The student news site of Blaine High School.

BHS Blueprint

The student news site of Blaine High School.

BHS Blueprint

The student news site of Blaine High School.

BHS Blueprint

Staff Profile
Julia Tomandl
Julia Tomandl
Staff Writer

What new platform would you like to see for the Blueprint?

View Results

Loading ... Loading ...

The Difference Between Gender And Sex

What is gender? What is sex?

What is gender? What is sex? Starting sex doesn’t always equal a person(s) gender. Gender is a social construct created on roles, behavior, expression, and identities of girls, women, boys, men, and gender-diverse people. Sex is biological. You can determine a person(‘s) sex by the gene expression chromosomes hormones levels and function, and reproductive/sexual anatomy. 

The reason sex and gender are always mixed up is because of the argument that there are only 2 genders. People tend to confuse gender for sex. There is a difference between the two.


What is gender? 

As mentioned earlier, gender is a social construct. They are related to, but different from gender identity. Gender is a part of your identity and also how you express yourself.

Gender identity is a person‘s internal and individual experience of gender. It is a person’s sense of being a woman or a man, both, or neither. Anywhere along the gender spectrum. A person’s gender identity may or may not be the same as their birth-assigned sex. Gender expression is how a person expresses or presents their gender, such as through makeup, clothing style, body language,  voice, hair, etc. A person chooses a name or pronoun.


What is sex? 

Sex is the physical difference or biological differences between people who are male, female, or intersex. Which is usually assigned at birth. This is where terms like Afab (assigned female at birth) or Amab (assigned male at birth) are commonly used in the trans community. 


What is the Social Construct?

What is a social construct? It’s an idea that has been created and accepted by the people in society. For example, gender is a social construct because society has referred to it as the characteristics of a woman, man, girl, or boy. This would include behaviors and roles associated with girls or women and men or boys as well as relationships between the two.

Gender roles for example were socially constructed.
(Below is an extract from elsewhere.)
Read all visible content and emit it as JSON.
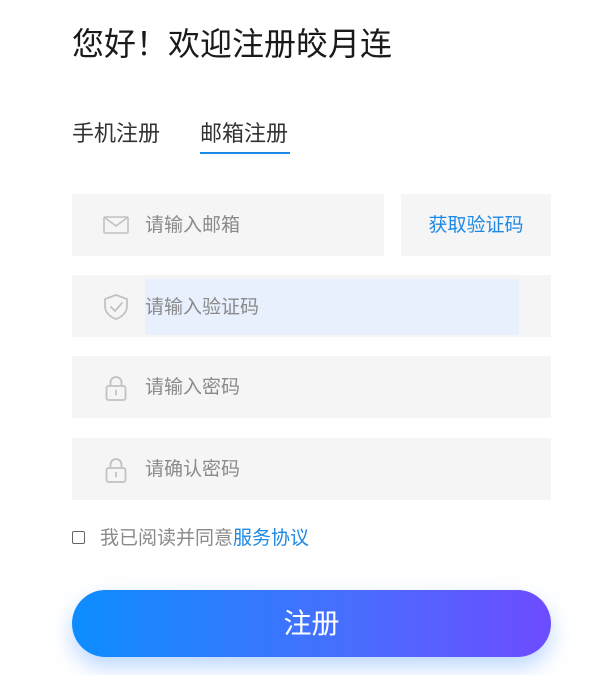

Men go out working and women in the kitchen, and then on from there. These also included the masculinity and femininity referred to as “women” and “men.” Just means women are the feminine ones and boys are masculine ones in relationships or interactions with each other. 



Now pronouns play a big part in gender and sex. As you know, you have pronouns, everyone does. The most commonly used pronouns are she/her or he/him.

Pronouns do not dictate gender and vice versa. As she/her and he/him pronouns are not assigned a gender, for many they are used as examples of masculinity and femininity. As pronouns are for how a person wishes to be referred to. Pronouns do not automatically equal someone’s gender or sex ‘cause just as gender pronouns are a personal and internet thing. No matter if they use she/her or he/him, you don’t assume their gender or sex.


Gender doesn’t equal a person(s) sex. As gender plays a part in identity it is also a part of intersectionality. Now sex is a biological and physical difference between female and male-assigned people at birth, this includes hormone levels and chromosomes. Gender is a social construct created on the roles and behavior of girls and women or boys and men. Though some people identify with the gender-assigned sex given to them at birth others don’t identify with them. These genders such as nonbinary and gender fluid come into play. As does gender identity this one of many that have to do with internal and personal experiences of gender, so how many genders are well most of society says there are only two, but using the terms gender identity and sex right there are more than two genders. Sex and gender are different in many ways.

Story continues below advertisement
Leave a Comment

Comments (0)

All BHS Blueprint Picks Reader Picks Sort: Newest